I have a friend who is interested in a Princess Albertina but has a few questions that I am unable to answer - mainly, comfort factor with regards to sex and cycling. She is also concerned about the comfort factor with regards to her male partner. Also, the urethral sensitivity ... although she has expressed an interest in sounding. Would you advise experimenting with sounding before committing to this piercing?I'll be honest--I don't do Princess Albertina piercings. As a woman with a history of bladder infections and a knowledge of the anatomy (and how short the female urethra is, so close to the bladder), they just never seemed like a good idea. (Male anatomy is considerably different and a PA piercing is not at all likely to cause a bladder infection due to the greater distance from the tip of the urethra to the bladder.) Due to the relatively internal placement of the Princess Albertina, I'd imagine that cycling would not be problematic once initial healing has taken place. My educated guess is that some women would find the piercing enjoyable, and others would not prefer that form of stimulation--just like any other genital piercing. I'm certain, however, that it would be reasonable to experiment with some urethral play with sounds prior to committing to this piercing. She should see if she really does enjoy stimulation to her urethra prior to getting pierced.
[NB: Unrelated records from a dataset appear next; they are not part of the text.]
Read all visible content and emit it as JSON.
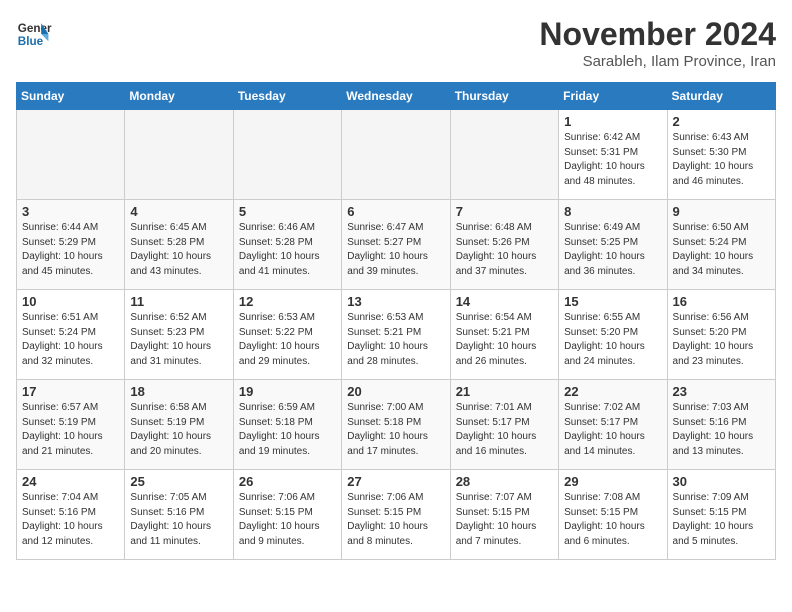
{
  "logo": {
    "line1": "General",
    "line2": "Blue"
  },
  "title": "November 2024",
  "location": "Sarableh, Ilam Province, Iran",
  "days_of_week": [
    "Sunday",
    "Monday",
    "Tuesday",
    "Wednesday",
    "Thursday",
    "Friday",
    "Saturday"
  ],
  "weeks": [
    [
      {
        "day": null
      },
      {
        "day": null
      },
      {
        "day": null
      },
      {
        "day": null
      },
      {
        "day": null
      },
      {
        "day": "1",
        "sunrise": "Sunrise: 6:42 AM",
        "sunset": "Sunset: 5:31 PM",
        "daylight": "Daylight: 10 hours and 48 minutes."
      },
      {
        "day": "2",
        "sunrise": "Sunrise: 6:43 AM",
        "sunset": "Sunset: 5:30 PM",
        "daylight": "Daylight: 10 hours and 46 minutes."
      }
    ],
    [
      {
        "day": "3",
        "sunrise": "Sunrise: 6:44 AM",
        "sunset": "Sunset: 5:29 PM",
        "daylight": "Daylight: 10 hours and 45 minutes."
      },
      {
        "day": "4",
        "sunrise": "Sunrise: 6:45 AM",
        "sunset": "Sunset: 5:28 PM",
        "daylight": "Daylight: 10 hours and 43 minutes."
      },
      {
        "day": "5",
        "sunrise": "Sunrise: 6:46 AM",
        "sunset": "Sunset: 5:28 PM",
        "daylight": "Daylight: 10 hours and 41 minutes."
      },
      {
        "day": "6",
        "sunrise": "Sunrise: 6:47 AM",
        "sunset": "Sunset: 5:27 PM",
        "daylight": "Daylight: 10 hours and 39 minutes."
      },
      {
        "day": "7",
        "sunrise": "Sunrise: 6:48 AM",
        "sunset": "Sunset: 5:26 PM",
        "daylight": "Daylight: 10 hours and 37 minutes."
      },
      {
        "day": "8",
        "sunrise": "Sunrise: 6:49 AM",
        "sunset": "Sunset: 5:25 PM",
        "daylight": "Daylight: 10 hours and 36 minutes."
      },
      {
        "day": "9",
        "sunrise": "Sunrise: 6:50 AM",
        "sunset": "Sunset: 5:24 PM",
        "daylight": "Daylight: 10 hours and 34 minutes."
      }
    ],
    [
      {
        "day": "10",
        "sunrise": "Sunrise: 6:51 AM",
        "sunset": "Sunset: 5:24 PM",
        "daylight": "Daylight: 10 hours and 32 minutes."
      },
      {
        "day": "11",
        "sunrise": "Sunrise: 6:52 AM",
        "sunset": "Sunset: 5:23 PM",
        "daylight": "Daylight: 10 hours and 31 minutes."
      },
      {
        "day": "12",
        "sunrise": "Sunrise: 6:53 AM",
        "sunset": "Sunset: 5:22 PM",
        "daylight": "Daylight: 10 hours and 29 minutes."
      },
      {
        "day": "13",
        "sunrise": "Sunrise: 6:53 AM",
        "sunset": "Sunset: 5:21 PM",
        "daylight": "Daylight: 10 hours and 28 minutes."
      },
      {
        "day": "14",
        "sunrise": "Sunrise: 6:54 AM",
        "sunset": "Sunset: 5:21 PM",
        "daylight": "Daylight: 10 hours and 26 minutes."
      },
      {
        "day": "15",
        "sunrise": "Sunrise: 6:55 AM",
        "sunset": "Sunset: 5:20 PM",
        "daylight": "Daylight: 10 hours and 24 minutes."
      },
      {
        "day": "16",
        "sunrise": "Sunrise: 6:56 AM",
        "sunset": "Sunset: 5:20 PM",
        "daylight": "Daylight: 10 hours and 23 minutes."
      }
    ],
    [
      {
        "day": "17",
        "sunrise": "Sunrise: 6:57 AM",
        "sunset": "Sunset: 5:19 PM",
        "daylight": "Daylight: 10 hours and 21 minutes."
      },
      {
        "day": "18",
        "sunrise": "Sunrise: 6:58 AM",
        "sunset": "Sunset: 5:19 PM",
        "daylight": "Daylight: 10 hours and 20 minutes."
      },
      {
        "day": "19",
        "sunrise": "Sunrise: 6:59 AM",
        "sunset": "Sunset: 5:18 PM",
        "daylight": "Daylight: 10 hours and 19 minutes."
      },
      {
        "day": "20",
        "sunrise": "Sunrise: 7:00 AM",
        "sunset": "Sunset: 5:18 PM",
        "daylight": "Daylight: 10 hours and 17 minutes."
      },
      {
        "day": "21",
        "sunrise": "Sunrise: 7:01 AM",
        "sunset": "Sunset: 5:17 PM",
        "daylight": "Daylight: 10 hours and 16 minutes."
      },
      {
        "day": "22",
        "sunrise": "Sunrise: 7:02 AM",
        "sunset": "Sunset: 5:17 PM",
        "daylight": "Daylight: 10 hours and 14 minutes."
      },
      {
        "day": "23",
        "sunrise": "Sunrise: 7:03 AM",
        "sunset": "Sunset: 5:16 PM",
        "daylight": "Daylight: 10 hours and 13 minutes."
      }
    ],
    [
      {
        "day": "24",
        "sunrise": "Sunrise: 7:04 AM",
        "sunset": "Sunset: 5:16 PM",
        "daylight": "Daylight: 10 hours and 12 minutes."
      },
      {
        "day": "25",
        "sunrise": "Sunrise: 7:05 AM",
        "sunset": "Sunset: 5:16 PM",
        "daylight": "Daylight: 10 hours and 11 minutes."
      },
      {
        "day": "26",
        "sunrise": "Sunrise: 7:06 AM",
        "sunset": "Sunset: 5:15 PM",
        "daylight": "Daylight: 10 hours and 9 minutes."
      },
      {
        "day": "27",
        "sunrise": "Sunrise: 7:06 AM",
        "sunset": "Sunset: 5:15 PM",
        "daylight": "Daylight: 10 hours and 8 minutes."
      },
      {
        "day": "28",
        "sunrise": "Sunrise: 7:07 AM",
        "sunset": "Sunset: 5:15 PM",
        "daylight": "Daylight: 10 hours and 7 minutes."
      },
      {
        "day": "29",
        "sunrise": "Sunrise: 7:08 AM",
        "sunset": "Sunset: 5:15 PM",
        "daylight": "Daylight: 10 hours and 6 minutes."
      },
      {
        "day": "30",
        "sunrise": "Sunrise: 7:09 AM",
        "sunset": "Sunset: 5:15 PM",
        "daylight": "Daylight: 10 hours and 5 minutes."
      }
    ]
  ]
}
I would refer you to Jim Weber of Infinite Body Piercing for more information, as I know he has performed them. president at safepiercing dot org Sorry I can't be of more help with this one! Elayne
October 25th, 2008
I went ahead and got pierced last week (VCH), and it is doing pretty well. I just have a couple more questions for you. I am still researching stuff on the vch and there was one place that said 16 gauge is to small for a genital piercing, and that you aren't suppose to have a hoop in when you heal... Well the ring I have is 16 gauge. Is that a problem? If so can you advise me on a gauge size and jewelry type? ThanksI use 14 gauge as a minimum, because the 16 really is on the thin side. But, if it that is the size you have in, and the piercing is properly placed and heals well, you can easily have it stretched up later. You should wait until you have been healed for a month or two before stretching. If you begin to have healing problems such as irritation, tearing, or migration, then you should have your ring swapped out for a bar as soon as possible. Always have a professional do any jewelry change that becomes necessary during a healing period. I use a ring only when a woman is built with a "valley"-- a recessed hood area, and outer labia that are large and cover the area. If you have a "hill" configuration with a prominent hood, then the ring is not a good jewelry style for healing because it will be subject to excessive trauma (though it could be fine for later).